All of the listing should be returned as written, apart from any picture in it.
Start of Block
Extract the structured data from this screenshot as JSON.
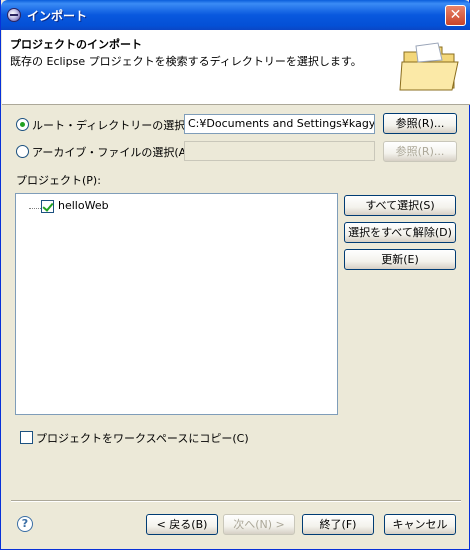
{
  "window": {
    "title": "インポート",
    "close_glyph": "✕"
  },
  "banner": {
    "title": "プロジェクトのインポート",
    "description": "既存の Eclipse プロジェクトを検索するディレクトリーを選択します。"
  },
  "source": {
    "root_dir_label": "ルート・ディレクトリーの選択(T):",
    "root_dir_value": "C:¥Documents and Settings¥kagyuu¥",
    "root_dir_selected": true,
    "archive_label": "アーカイブ・ファイルの選択(A):",
    "archive_value": "",
    "browse_label": "参照(R)..."
  },
  "projects": {
    "label": "プロジェクト(P):",
    "items": [
      {
        "name": "helloWeb",
        "checked": true
      }
    ],
    "select_all": "すべて選択(S)",
    "deselect_all": "選択をすべて解除(D)",
    "refresh": "更新(E)"
  },
  "copy_option": {
    "label": "プロジェクトをワークスペースにコピー(C)",
    "checked": false
  },
  "footer": {
    "back": "< 戻る(B)",
    "next": "次へ(N) >",
    "finish": "終了(F)",
    "cancel": "キャンセル",
    "help_glyph": "?"
  }
}
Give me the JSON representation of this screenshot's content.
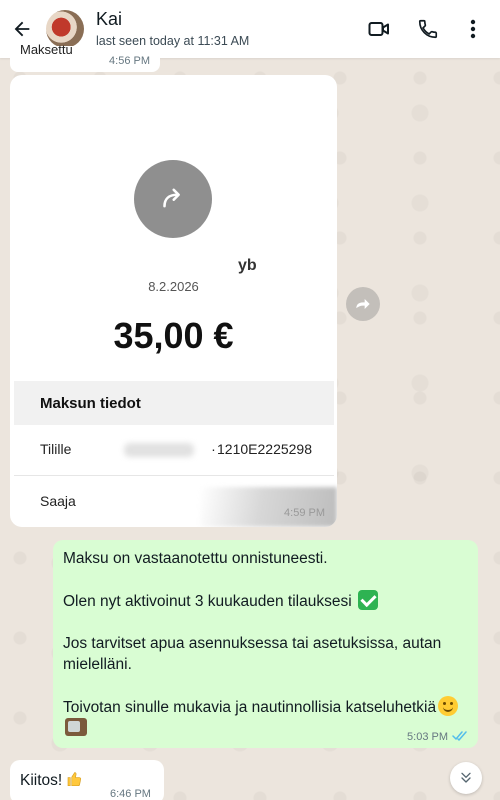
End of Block
_TASK RESPONSE_.
Extract the structured data from this screenshot as JSON.
{
  "window": {
    "title": "インポート",
    "close_glyph": "✕"
  },
  "banner": {
    "title": "プロジェクトのインポート",
    "description": "既存の Eclipse プロジェクトを検索するディレクトリーを選択します。"
  },
  "source": {
    "root_dir_label": "ルート・ディレクトリーの選択(T):",
    "root_dir_value": "C:¥Documents and Settings¥kagyuu¥",
    "root_dir_selected": true,
    "archive_label": "アーカイブ・ファイルの選択(A):",
    "archive_value": "",
    "browse_label": "参照(R)..."
  },
  "projects": {
    "label": "プロジェクト(P):",
    "items": [
      {
        "name": "helloWeb",
        "checked": true
      }
    ],
    "select_all": "すべて選択(S)",
    "deselect_all": "選択をすべて解除(D)",
    "refresh": "更新(E)"
  },
  "copy_option": {
    "label": "プロジェクトをワークスペースにコピー(C)",
    "checked": false
  },
  "footer": {
    "back": "< 戻る(B)",
    "next": "次へ(N) >",
    "finish": "終了(F)",
    "cancel": "キャンセル",
    "help_glyph": "?"
  }
}
Give me the JSON representation of this screenshot's content.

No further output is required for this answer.